**EXERCISE INSTRUCTIONS:**
Whichever lines include the word "CREATIVE", copy them as they appear in the data.

**DATA FOR THIS TASK:**
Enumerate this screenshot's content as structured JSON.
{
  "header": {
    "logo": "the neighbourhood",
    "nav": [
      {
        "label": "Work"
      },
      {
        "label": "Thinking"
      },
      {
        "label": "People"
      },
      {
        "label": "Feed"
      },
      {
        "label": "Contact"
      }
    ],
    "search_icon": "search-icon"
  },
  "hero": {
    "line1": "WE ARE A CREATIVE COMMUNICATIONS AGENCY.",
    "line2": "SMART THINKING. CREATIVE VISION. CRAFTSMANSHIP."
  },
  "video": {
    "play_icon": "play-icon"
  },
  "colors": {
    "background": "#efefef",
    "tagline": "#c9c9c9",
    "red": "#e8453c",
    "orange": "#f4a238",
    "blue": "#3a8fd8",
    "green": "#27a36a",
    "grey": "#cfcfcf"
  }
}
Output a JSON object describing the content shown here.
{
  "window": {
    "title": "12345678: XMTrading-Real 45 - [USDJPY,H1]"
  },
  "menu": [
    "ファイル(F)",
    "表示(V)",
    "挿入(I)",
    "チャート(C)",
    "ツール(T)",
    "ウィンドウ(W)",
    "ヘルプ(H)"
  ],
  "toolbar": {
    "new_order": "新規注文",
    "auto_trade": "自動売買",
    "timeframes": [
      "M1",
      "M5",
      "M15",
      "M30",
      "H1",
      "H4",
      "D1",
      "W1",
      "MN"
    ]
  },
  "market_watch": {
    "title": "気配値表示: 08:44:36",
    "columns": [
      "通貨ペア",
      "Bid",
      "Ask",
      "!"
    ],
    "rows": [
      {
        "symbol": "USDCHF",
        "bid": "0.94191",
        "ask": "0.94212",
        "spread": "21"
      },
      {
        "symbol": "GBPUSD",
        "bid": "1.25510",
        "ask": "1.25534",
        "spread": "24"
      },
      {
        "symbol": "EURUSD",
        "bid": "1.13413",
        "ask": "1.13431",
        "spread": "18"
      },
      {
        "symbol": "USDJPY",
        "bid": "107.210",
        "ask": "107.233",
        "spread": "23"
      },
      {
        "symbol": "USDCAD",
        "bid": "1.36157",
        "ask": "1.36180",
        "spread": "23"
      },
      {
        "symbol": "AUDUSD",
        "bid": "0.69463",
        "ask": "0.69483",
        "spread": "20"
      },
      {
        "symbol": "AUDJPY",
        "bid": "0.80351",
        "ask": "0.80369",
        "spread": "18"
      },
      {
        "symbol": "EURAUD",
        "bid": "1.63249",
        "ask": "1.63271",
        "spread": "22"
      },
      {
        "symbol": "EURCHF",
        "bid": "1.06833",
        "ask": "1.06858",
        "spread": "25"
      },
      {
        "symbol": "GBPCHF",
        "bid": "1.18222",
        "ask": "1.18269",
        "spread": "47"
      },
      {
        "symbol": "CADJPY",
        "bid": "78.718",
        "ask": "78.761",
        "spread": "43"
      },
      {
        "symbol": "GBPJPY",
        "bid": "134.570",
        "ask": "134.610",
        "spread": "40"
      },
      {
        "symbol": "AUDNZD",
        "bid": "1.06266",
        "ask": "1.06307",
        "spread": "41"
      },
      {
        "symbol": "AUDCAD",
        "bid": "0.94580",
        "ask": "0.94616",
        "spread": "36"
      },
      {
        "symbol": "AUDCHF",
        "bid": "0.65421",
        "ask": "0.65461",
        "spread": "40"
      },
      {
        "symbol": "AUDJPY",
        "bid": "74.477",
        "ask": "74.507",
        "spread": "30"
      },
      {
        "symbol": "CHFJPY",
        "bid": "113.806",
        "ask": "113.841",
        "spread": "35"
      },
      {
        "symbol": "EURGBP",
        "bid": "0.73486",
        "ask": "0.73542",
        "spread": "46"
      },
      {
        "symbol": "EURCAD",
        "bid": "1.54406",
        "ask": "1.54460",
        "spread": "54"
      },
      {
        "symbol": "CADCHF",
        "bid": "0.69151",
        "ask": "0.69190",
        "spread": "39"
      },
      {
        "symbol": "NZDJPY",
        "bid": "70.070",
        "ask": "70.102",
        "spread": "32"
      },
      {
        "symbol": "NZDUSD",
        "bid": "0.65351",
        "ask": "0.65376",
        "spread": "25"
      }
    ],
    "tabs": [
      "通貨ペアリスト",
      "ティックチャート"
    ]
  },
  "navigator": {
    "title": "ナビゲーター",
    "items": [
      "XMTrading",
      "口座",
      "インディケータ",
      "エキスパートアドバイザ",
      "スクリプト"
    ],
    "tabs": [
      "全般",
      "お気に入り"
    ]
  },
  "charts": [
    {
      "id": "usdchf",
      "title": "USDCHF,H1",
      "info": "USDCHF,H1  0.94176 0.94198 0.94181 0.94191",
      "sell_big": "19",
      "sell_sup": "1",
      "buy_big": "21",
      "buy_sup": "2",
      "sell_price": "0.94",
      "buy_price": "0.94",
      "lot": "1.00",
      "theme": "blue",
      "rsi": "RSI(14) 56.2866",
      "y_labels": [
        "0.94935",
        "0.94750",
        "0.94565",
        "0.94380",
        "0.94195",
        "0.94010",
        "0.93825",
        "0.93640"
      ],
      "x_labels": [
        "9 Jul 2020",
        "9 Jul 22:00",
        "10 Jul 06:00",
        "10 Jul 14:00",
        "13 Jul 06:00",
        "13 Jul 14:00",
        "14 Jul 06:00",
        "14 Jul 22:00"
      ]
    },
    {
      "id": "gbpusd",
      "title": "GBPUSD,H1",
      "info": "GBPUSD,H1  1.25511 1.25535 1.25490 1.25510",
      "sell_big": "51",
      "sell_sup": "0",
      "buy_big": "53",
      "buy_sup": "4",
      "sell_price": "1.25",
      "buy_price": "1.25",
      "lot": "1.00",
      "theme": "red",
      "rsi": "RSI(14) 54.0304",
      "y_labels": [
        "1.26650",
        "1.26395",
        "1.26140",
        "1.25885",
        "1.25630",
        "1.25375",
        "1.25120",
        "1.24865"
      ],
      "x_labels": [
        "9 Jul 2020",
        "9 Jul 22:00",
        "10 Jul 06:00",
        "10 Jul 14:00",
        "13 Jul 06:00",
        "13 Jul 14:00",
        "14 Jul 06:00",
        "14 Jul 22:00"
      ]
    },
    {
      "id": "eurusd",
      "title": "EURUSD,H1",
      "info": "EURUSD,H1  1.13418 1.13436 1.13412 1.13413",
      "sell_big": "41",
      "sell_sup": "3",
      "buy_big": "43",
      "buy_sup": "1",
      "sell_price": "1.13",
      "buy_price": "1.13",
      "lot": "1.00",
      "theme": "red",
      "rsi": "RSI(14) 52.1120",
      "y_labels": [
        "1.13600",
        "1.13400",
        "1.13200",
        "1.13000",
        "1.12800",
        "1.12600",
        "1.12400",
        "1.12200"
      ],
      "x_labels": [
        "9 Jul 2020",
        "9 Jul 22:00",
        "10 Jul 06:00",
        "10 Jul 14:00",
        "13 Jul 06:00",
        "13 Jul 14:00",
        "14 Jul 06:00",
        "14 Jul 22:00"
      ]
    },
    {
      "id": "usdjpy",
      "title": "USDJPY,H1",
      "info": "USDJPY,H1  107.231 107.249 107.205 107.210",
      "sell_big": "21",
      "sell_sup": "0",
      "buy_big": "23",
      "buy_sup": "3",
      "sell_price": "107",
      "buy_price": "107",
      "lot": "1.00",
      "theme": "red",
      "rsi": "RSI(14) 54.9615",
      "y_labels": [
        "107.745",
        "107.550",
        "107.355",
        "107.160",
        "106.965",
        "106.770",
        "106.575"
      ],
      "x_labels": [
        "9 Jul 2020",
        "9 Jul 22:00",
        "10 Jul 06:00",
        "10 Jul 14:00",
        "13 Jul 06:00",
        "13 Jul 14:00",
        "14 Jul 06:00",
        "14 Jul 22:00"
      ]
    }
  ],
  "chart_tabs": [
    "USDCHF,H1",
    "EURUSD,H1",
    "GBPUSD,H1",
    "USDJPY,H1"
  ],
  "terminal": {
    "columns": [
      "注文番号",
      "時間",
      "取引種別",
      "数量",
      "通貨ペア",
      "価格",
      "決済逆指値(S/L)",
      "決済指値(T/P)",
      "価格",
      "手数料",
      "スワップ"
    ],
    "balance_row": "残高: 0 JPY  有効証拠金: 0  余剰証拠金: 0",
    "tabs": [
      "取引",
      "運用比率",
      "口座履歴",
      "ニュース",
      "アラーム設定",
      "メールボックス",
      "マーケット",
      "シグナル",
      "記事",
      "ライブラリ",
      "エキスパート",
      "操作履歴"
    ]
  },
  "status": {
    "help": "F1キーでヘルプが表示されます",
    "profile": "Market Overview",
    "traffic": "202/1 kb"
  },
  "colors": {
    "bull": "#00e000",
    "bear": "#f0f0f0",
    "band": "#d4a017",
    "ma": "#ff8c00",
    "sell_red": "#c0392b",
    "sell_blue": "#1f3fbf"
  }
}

**ANSWER TO THIS PROBLEM:**
    "line1": "WE ARE A CREATIVE COMMUNICATIONS AGENCY.",
    "line2": "SMART THINKING. CREATIVE VISION. CRAFTSMANSHIP."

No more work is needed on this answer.